== DIRECTIONS FOR THIS TASK ==
From the listing below, copy each line where "screenshot" occurs.

== RECORDS PROVIDED ==
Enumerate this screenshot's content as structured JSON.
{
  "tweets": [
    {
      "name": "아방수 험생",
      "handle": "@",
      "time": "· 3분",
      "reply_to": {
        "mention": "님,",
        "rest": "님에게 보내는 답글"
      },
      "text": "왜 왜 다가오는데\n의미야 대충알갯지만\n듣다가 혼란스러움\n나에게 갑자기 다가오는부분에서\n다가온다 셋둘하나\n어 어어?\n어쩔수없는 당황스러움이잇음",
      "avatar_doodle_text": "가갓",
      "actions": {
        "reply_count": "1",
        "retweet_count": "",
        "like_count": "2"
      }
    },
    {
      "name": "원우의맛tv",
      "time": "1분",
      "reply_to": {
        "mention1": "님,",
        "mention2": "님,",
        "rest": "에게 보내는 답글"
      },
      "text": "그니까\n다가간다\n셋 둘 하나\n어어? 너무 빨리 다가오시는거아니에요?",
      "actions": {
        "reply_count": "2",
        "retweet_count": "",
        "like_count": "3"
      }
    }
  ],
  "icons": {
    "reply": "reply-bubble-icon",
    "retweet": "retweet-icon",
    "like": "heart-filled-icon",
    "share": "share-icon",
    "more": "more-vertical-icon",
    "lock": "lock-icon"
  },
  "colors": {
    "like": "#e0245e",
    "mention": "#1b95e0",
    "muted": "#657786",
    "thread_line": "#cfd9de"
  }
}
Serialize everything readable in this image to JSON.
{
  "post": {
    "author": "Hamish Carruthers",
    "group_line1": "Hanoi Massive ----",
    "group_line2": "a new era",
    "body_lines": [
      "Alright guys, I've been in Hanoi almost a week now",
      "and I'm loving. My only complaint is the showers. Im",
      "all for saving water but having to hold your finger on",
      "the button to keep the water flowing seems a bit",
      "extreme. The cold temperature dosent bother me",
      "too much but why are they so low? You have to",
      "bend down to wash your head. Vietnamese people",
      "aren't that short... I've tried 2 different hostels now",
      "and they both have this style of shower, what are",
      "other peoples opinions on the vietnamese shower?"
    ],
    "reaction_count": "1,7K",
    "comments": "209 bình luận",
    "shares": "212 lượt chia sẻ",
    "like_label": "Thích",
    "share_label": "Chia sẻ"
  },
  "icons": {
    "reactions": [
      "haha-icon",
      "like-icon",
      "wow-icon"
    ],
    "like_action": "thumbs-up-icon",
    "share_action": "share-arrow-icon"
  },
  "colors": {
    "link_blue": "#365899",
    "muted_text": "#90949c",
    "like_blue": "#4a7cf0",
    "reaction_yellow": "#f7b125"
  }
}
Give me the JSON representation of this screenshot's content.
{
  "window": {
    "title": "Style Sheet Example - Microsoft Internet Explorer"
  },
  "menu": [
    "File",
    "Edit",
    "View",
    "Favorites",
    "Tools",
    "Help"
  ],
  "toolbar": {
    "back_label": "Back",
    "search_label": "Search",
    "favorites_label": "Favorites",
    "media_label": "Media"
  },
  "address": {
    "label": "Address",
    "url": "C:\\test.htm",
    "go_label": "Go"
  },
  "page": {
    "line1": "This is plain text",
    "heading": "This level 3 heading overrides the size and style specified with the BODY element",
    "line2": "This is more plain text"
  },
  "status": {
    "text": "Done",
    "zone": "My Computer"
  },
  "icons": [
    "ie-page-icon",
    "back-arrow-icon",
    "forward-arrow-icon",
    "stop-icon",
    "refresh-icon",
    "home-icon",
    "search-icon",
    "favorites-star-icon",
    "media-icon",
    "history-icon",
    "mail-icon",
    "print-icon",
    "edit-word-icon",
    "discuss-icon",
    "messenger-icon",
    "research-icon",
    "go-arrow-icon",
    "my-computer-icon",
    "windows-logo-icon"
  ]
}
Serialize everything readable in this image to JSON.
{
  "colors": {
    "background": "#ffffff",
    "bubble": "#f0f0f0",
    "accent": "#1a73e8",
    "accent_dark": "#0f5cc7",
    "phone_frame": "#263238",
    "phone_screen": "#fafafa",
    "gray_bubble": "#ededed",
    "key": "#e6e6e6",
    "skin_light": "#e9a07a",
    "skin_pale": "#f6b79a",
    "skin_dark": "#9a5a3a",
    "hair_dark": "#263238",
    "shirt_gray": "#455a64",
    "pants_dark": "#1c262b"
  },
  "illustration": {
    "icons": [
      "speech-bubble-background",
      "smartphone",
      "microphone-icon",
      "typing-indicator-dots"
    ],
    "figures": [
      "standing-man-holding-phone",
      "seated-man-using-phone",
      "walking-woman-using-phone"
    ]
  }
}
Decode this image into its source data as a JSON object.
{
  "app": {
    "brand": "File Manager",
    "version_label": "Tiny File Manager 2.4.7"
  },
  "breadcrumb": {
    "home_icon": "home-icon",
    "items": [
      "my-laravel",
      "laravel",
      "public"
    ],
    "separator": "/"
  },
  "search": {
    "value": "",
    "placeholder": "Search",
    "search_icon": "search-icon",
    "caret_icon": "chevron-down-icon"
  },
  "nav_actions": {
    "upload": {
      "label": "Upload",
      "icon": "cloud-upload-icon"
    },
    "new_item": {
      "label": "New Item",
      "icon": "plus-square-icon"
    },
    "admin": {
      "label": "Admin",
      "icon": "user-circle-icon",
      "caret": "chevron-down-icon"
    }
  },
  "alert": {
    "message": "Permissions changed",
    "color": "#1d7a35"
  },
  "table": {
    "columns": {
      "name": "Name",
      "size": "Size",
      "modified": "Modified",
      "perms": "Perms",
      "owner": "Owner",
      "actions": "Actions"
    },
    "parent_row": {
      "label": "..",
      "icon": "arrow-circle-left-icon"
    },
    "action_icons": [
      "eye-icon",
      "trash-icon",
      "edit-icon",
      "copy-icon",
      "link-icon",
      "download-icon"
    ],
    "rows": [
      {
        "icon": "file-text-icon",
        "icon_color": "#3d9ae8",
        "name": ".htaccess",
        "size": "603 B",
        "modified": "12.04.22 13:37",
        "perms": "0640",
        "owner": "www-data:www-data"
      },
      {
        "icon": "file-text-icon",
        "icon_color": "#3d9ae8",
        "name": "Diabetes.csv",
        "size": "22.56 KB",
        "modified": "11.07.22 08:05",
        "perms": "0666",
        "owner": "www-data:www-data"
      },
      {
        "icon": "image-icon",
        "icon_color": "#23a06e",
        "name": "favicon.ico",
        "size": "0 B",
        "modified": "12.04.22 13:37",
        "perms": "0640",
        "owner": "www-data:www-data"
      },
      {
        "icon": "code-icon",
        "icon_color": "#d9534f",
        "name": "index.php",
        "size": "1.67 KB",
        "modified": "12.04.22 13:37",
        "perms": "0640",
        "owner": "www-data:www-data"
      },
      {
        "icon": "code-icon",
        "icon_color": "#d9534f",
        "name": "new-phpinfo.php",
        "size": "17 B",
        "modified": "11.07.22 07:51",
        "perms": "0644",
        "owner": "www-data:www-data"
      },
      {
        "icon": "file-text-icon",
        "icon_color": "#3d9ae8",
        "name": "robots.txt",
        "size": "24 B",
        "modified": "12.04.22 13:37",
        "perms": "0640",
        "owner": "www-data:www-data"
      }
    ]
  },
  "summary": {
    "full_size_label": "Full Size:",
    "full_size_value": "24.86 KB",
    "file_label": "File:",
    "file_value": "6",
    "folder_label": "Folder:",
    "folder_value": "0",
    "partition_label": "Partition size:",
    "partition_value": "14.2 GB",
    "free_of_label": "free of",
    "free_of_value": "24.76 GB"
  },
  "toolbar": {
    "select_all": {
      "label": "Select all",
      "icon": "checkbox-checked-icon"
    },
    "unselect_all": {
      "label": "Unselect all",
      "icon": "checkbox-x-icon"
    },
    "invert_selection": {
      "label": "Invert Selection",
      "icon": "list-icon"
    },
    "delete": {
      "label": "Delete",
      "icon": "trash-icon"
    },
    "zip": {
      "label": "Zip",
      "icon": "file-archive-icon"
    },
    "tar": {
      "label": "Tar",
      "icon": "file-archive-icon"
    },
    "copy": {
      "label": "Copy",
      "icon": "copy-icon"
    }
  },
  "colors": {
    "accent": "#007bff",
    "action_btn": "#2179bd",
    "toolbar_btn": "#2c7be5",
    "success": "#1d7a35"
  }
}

== RESPONSE TO THIS EXERCISE ==
Enumerate this screenshot's content as structured JSON.
Give me the JSON representation of this screenshot's content.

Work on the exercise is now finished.